AT AGE 16, YOTHAM KASSAYE GRADUATED HIGH SCHOOL IN ETHIOPIA AND CAME TO HOUSTON TO ENROLL IN BAUER COLLEGE, BECOMING THE YOUNGEST PERSON INDUCTED INTO THE COLLEGE’S PROGRAM FOR EXCELLENCE IN SELLING AND A MEMBER OF THE WOLFF CENTER FOR ENTREPRENEURSHIP. HE PLANS TO RETURN TO AFRICA TO OPEN A SCHOOL.
I am only just beginning my journey.
Bauer Senior Nears Graduation with Entrepreneurship Dream
I grew up in Addis Ababa, Ethiopia. It’s a stunningly diverse country, in history, culture, and geography — the birthplace of coffee, with topography ranging from dry desert to mountains that enclose entire cities.
Our love of liberty and freedom gave us the grit to fight against colonialization and win. This is where I was raised, and I love it! I was lucky to be enrolled at a school that taught the value of higher education, but I also witnessed firsthand the hardship that faced an undereducated community. After seeing too many around me give up on their dreams, I promised myself that no matter where life took me, I would one day open a school in Ethiopia.
After high school, I was accepted into the C. T. Bauer College of Business. This milestone marked the beginning of my life in the United States. Having to think about transitioning to Houston was not easy for my family. We had to conquer our fears of gaining acceptance in this new city while keeping in touch with our Ethiopian roots. However, Houston was so welcoming and diverse that we felt right at home.
During my tenure in Bauer College’s Program for Excellence in Selling, I placed No. 4 out of 58 students in the program’s PES Career Fair, participated in the Schlumberger Sales Competition and was a semi-finalist in the Liberty Mutual Sales Competition. Each success was the product of courage and guidance from faculty and friends at PES. Before I made my first successful cold call, I had to face 30 rejections. PES taught me to stare in the face of failure, to narrow my focus by eliminating distractions and to find creative, strategic ways to exceed my quota. It also gave me something much less black and white — it taught me the value of being able to “sell” my dream.
As a sophomore in the Bauer College, I set my sights on the Wolff Center for Entrepreneurship, building up not only relationships with the students, faculty and staff in the program, but also the courage to apply.
I was rejected.
But I had a dream to execute, so I recalibrated, refocused and reapplied my junior year, when I was accepted. In WCE, I learned how to build a startup, I helped my class raise $220,000 for student scholarships through Wolffest, and I met a personal hero of mine, Warren Buffett.
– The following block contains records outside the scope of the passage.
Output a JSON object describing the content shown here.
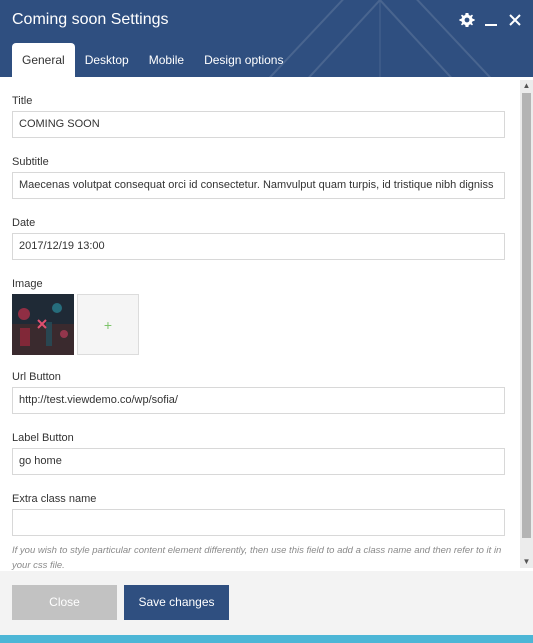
{
  "window": {
    "title": "Coming soon Settings",
    "icons": [
      "gear-icon",
      "minimize-icon",
      "close-icon"
    ]
  },
  "tabs": [
    {
      "label": "General",
      "active": true
    },
    {
      "label": "Desktop",
      "active": false
    },
    {
      "label": "Mobile",
      "active": false
    },
    {
      "label": "Design options",
      "active": false
    }
  ],
  "form": {
    "title": {
      "label": "Title",
      "value": "COMING SOON"
    },
    "subtitle": {
      "label": "Subtitle",
      "value": "Maecenas volutpat consequat orci id consectetur. Namvulput quam turpis, id tristique nibh digniss"
    },
    "date": {
      "label": "Date",
      "value": "2017/12/19 13:00"
    },
    "image": {
      "label": "Image",
      "add_symbol": "+"
    },
    "url_button": {
      "label": "Url Button",
      "value": "http://test.viewdemo.co/wp/sofia/"
    },
    "label_button": {
      "label": "Label Button",
      "value": "go home"
    },
    "extra_class": {
      "label": "Extra class name",
      "value": ""
    },
    "help_text": "If you wish to style particular content element differently, then use this field to add a class name and then refer to it in your css file."
  },
  "footer": {
    "close_label": "Close",
    "save_label": "Save changes"
  },
  "colors": {
    "header": "#2f4f80",
    "primary_button": "#2f4f80",
    "close_button": "#c2c2c2",
    "add_plus": "#7dc46a",
    "bottom_strip": "#4cb6d6"
  }
}
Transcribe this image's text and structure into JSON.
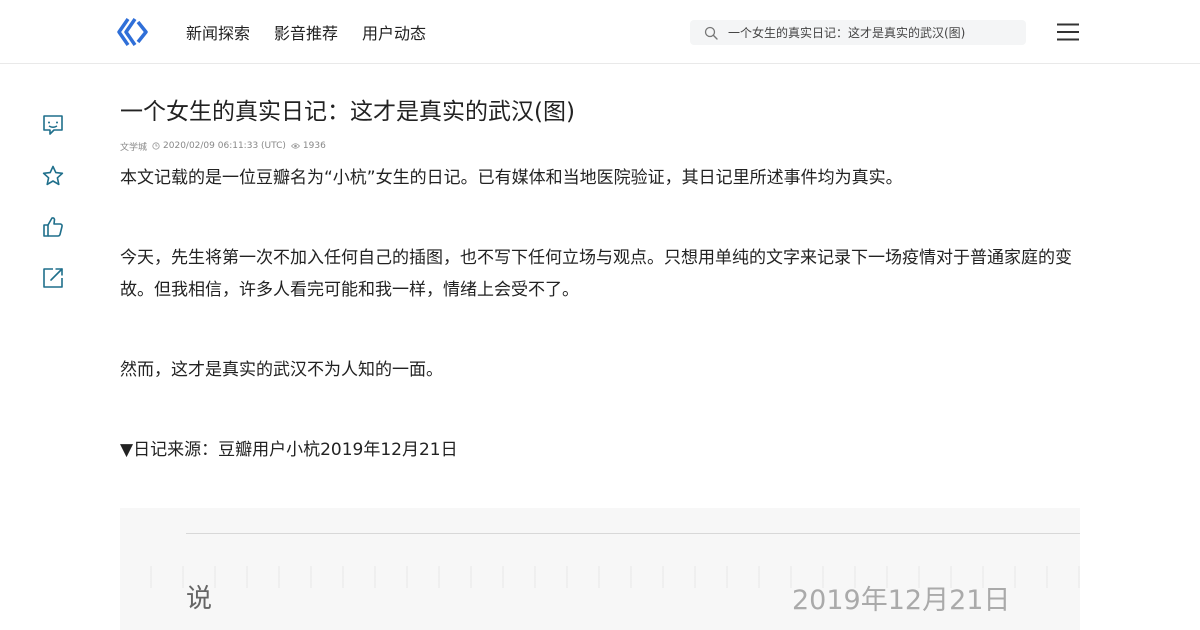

Being in WCE taught me growth mindset, the practice of pushing yourself outside your comfort zone and creating actionable, concrete goals that allow you to build a future with the end in mind. WCE turned my dreams into goals. In the Wolff Center, I realized my own potential, but most importantly I found a group of people I can call my family.
My commitment to the sales and entrepreneurship programs at Bauer has shown me what quality education looks like, and after securing a summer internship with BMC Software, I see the doors I have opened for myself. I graduate from the University of Houston in December 2018, and although my time in college is coming to an end, I am only just beginning my journey. One day, it will be my turn to give a child the tools, the resources and the confidence they need to open doors for themselves.